Thomas Cuisset, MD, PhD (CHU Timone, Marseille, France), too, said Collet’s attitude was special. “Jean-Philippe was unique in the way that he made possible what many think contradictory; being one of the most famous French cardiologists, head of [his department], chair of ESC guidelines, but also a truly passionate clinician, dedicated to education, and always so friendly and supportive for the younger generation,” he told TCTMD in an email. “I had the privilege to work with him, and all this inspiration will stay [with me] forever.”

Sunil Rao, MD (NYU Langone Medical Center, New York, NY), who also took to X (formerly Twitter) to express his condolences, called Collet "a powerful force in cardiology."

"Not only was he on the cutting edge of science, but he was also a gentleman and very approachable," Rao told TCTMD. "He will be greatly missed, but his legacy lives on in his contributions to the field, which will never be forgotten."
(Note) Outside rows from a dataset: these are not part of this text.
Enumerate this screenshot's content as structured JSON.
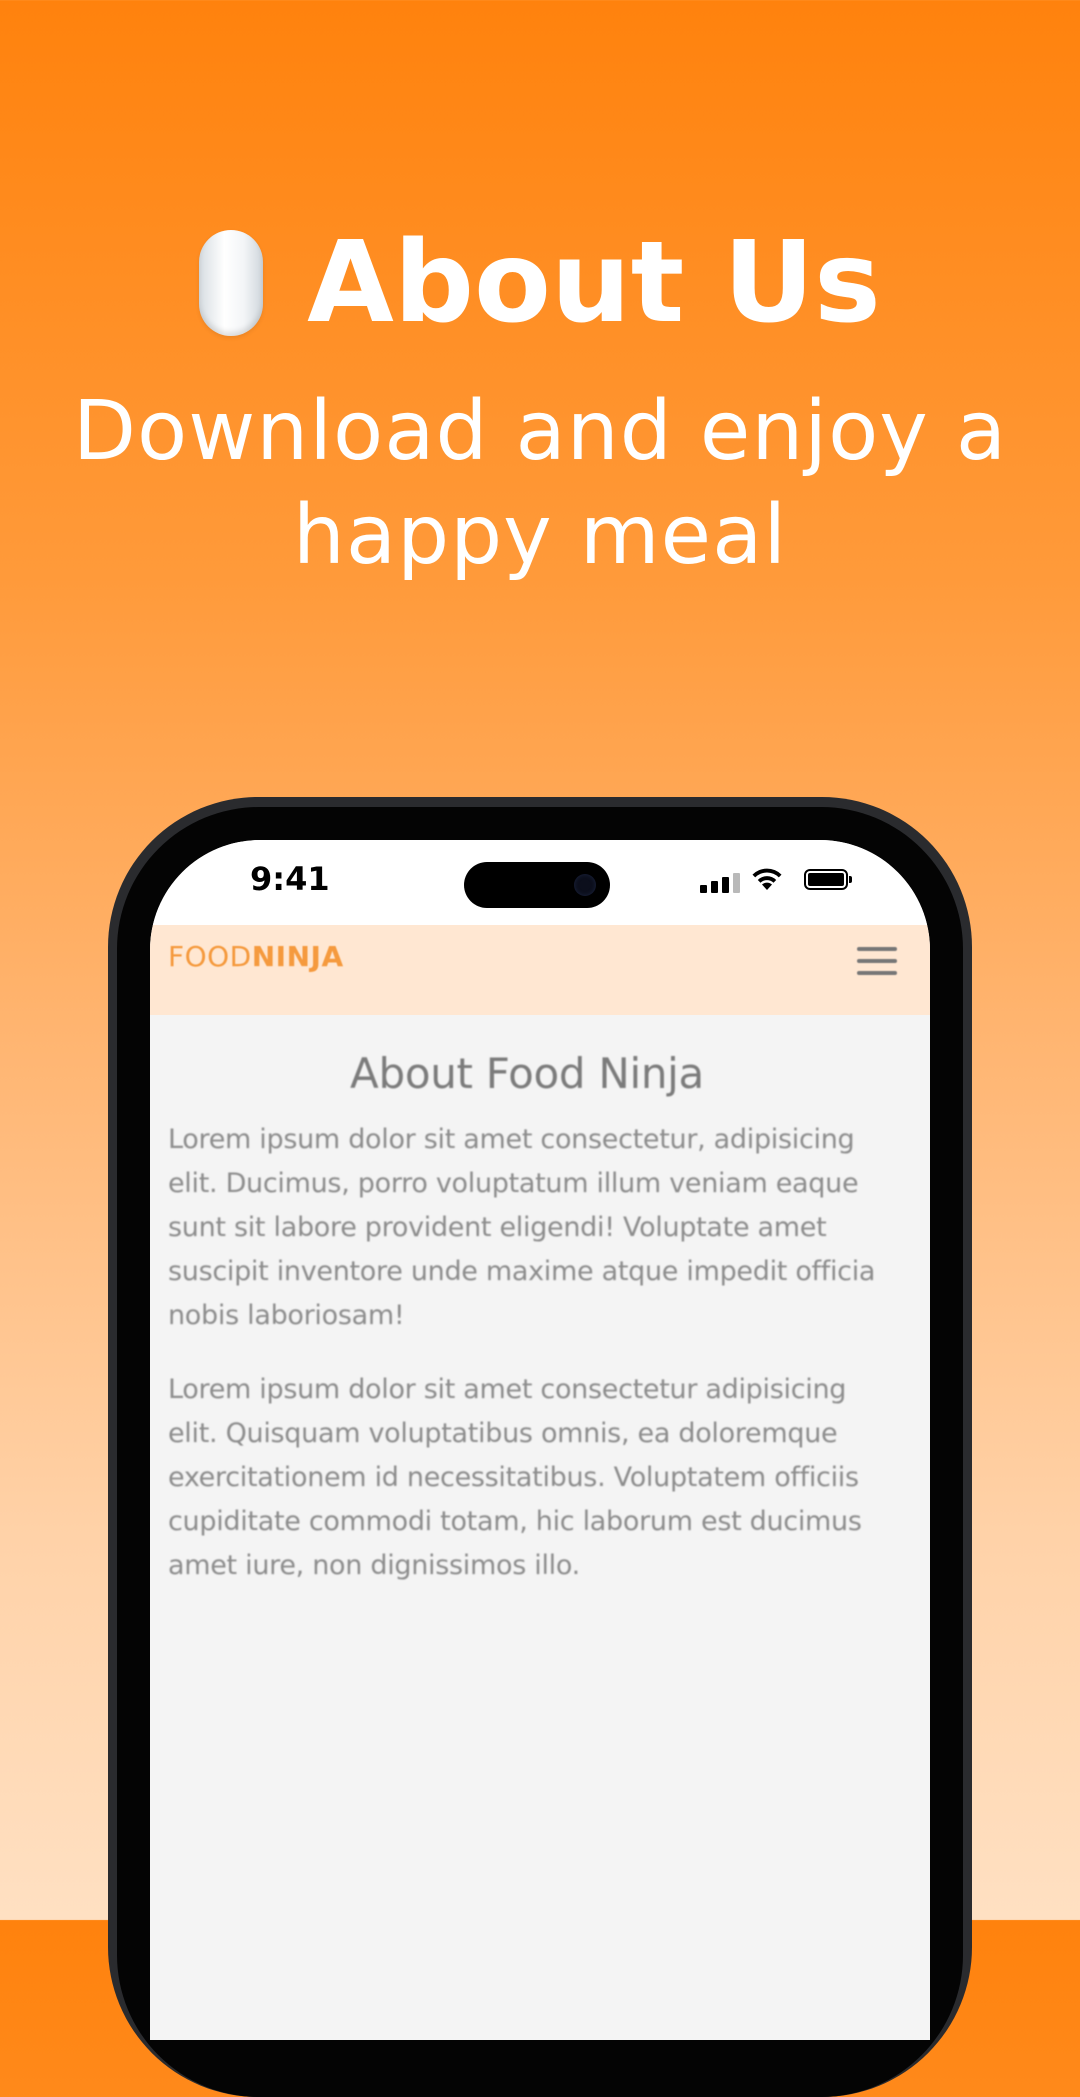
{
  "hero": {
    "icon": "mouse-icon",
    "title": "About Us",
    "subtitle": "Download and enjoy a happy meal"
  },
  "status_bar": {
    "time": "9:41",
    "icons": [
      "cellular-signal-icon",
      "wifi-icon",
      "battery-icon"
    ]
  },
  "app": {
    "brand_light": "FOOD",
    "brand_bold": "NINJA",
    "menu_icon": "hamburger-menu-icon",
    "page_title": "About Food Ninja",
    "paragraphs": [
      "Lorem ipsum dolor sit amet consectetur, adipisicing elit. Ducimus, porro voluptatum illum veniam eaque sunt sit labore provident eligendi! Voluptate amet suscipit inventore unde maxime atque impedit officia nobis laboriosam!",
      "Lorem ipsum dolor sit amet consectetur adipisicing elit. Quisquam voluptatibus omnis, ea doloremque exercitationem id necessitatibus. Voluptatem officiis cupiditate commodi totam, hic laborum est ducimus amet iure, non dignissimos illo."
    ]
  },
  "colors": {
    "background_top": "#ff820d",
    "background_bottom": "#ffe0c2",
    "nav_background": "#ffe7d2",
    "brand": "#f59a3e"
  }
}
Eric Van Belle, MD, PhD (CHU Lille, France), a frequent research partner most recently on ATLANTIS, called Collet a trailblazer and his death a “major” loss. “We were following his path,” he said. “Most of us were trying to be as good as he was, which was difficult to do. He was a very good example for all of us. He pushed us in a good direction by inspiring us.”

Holger Thiele, MD (Heart Center Leipzig at University of Leipzig, Germany), who served as co-author of the 2020 ESC guidelines, told TCTMD Collet was suited to the job “because he knew everything about all the evidence, in particular on antiplatelet therapy, and he was always extremely concise.”
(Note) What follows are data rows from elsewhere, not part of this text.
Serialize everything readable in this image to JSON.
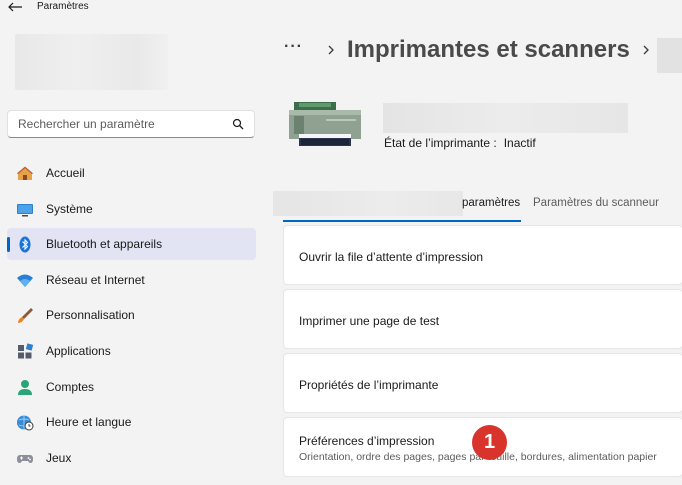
{
  "window": {
    "title": "Paramètres"
  },
  "sidebar": {
    "search": {
      "placeholder": "Rechercher un paramètre"
    },
    "items": [
      {
        "label": "Accueil",
        "icon": "home-icon"
      },
      {
        "label": "Système",
        "icon": "system-icon"
      },
      {
        "label": "Bluetooth et appareils",
        "icon": "bluetooth-icon",
        "active": true
      },
      {
        "label": "Réseau et Internet",
        "icon": "wifi-icon"
      },
      {
        "label": "Personnalisation",
        "icon": "brush-icon"
      },
      {
        "label": "Applications",
        "icon": "apps-icon"
      },
      {
        "label": "Comptes",
        "icon": "account-icon"
      },
      {
        "label": "Heure et langue",
        "icon": "clock-globe-icon"
      },
      {
        "label": "Jeux",
        "icon": "gamepad-icon"
      }
    ]
  },
  "main": {
    "breadcrumb": {
      "more": "···",
      "title": "Imprimantes et scanners"
    },
    "printer": {
      "status_label": "État de l’imprimante :",
      "status_value": "Inactif"
    },
    "tabs": [
      {
        "label": "paramètres",
        "active": true
      },
      {
        "label": "Paramètres du scanneur",
        "active": false
      }
    ],
    "cards": [
      {
        "title": "Ouvrir la file d’attente d’impression"
      },
      {
        "title": "Imprimer une page de test"
      },
      {
        "title": "Propriétés de l’imprimante"
      },
      {
        "title": "Préférences d’impression",
        "subtitle": "Orientation, ordre des pages, pages par feuille, bordures, alimentation papier"
      }
    ]
  },
  "annotation": {
    "badge": "1",
    "color": "#d9342b"
  },
  "colors": {
    "accent": "#0067c0",
    "active_bg": "#e2e3f3",
    "window_bg": "#f3f3f3"
  }
}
Outside of his work, Thiele added, Collet loved to be athletic—the pair would often run together—and he enjoyed riding his motorcycle, which he would take on multiday trips to places like Rome and Barcelona for ESC Congresses.

Training and Leadership

Collet trained in cardiology at Université Paris XII and earned his PhD in thrombosis at the University of Rouen, France. Since 2022, Collet served as head of the department of cardiology at his institution, where he also served as director of the cath lab.

John Weisel, PhD (Perelman School of Medicine, University of Pennsylvania, Philadelphia), who mentored Collet as a PhD candidate as well as a postdoctoral fellow, remembered him as “very low key but enthusiastic and glad to try to do things.” Weisel told TCTMD: “He was probably my most productive postdoctoral fellow in the sense that I think in that 1 year he eventually got 13 papers out of the work he did.”

What was unique about Collet was that he combined clinical expertise with basic science to improve patient care, Weisel continued, adding that he “also really paid attention to people.”

Montalescot called Collet’s natural leadership skills “indisputable.” He “transformed the cardiology department into a place of excellence and innovation, where each member of the team was encouraged to reach their full potential,” Montalescot continued, noting Collet’s “charisma and ability to inspire” as well as his kindness. “Always approachable and modest, he was generous, attentive and loved by all his colleagues. We will always remember his kind smile, his availability and his willingness to share his knowledge.”

Sabouret agreed, saying, “I hope that [Collet’s team] will follow his model in terms of research but also in terms of attitude.”

Collet was also a professor of cardiology at Sorbonne Université and a founding and senior member of the academic research organization ACTION. His research interests were many, including finding new models for experimental thrombosis, demonstrating the prognostic role of biomarkers, and comparing antithrombotic therapies.

Throughout his career, Collet published almost 500 articles as well as 45 book chapters and 200 abstracts. One of his early works was lauded for playing an important role in the discovery of the clopidogrel resistance polymorphism.

A member of many organizations, including the French Society of Cardiology, European Society of Cardiology, Working Group 18, and European Association of Percutaneous Cardiovascular Interventions, Collet also served as an associate editor of JACC: Cardiovascular Interventions since 2018.

Collet is survived by his wife, Hélène, and their children, Antoine, Alexis, and Olivier.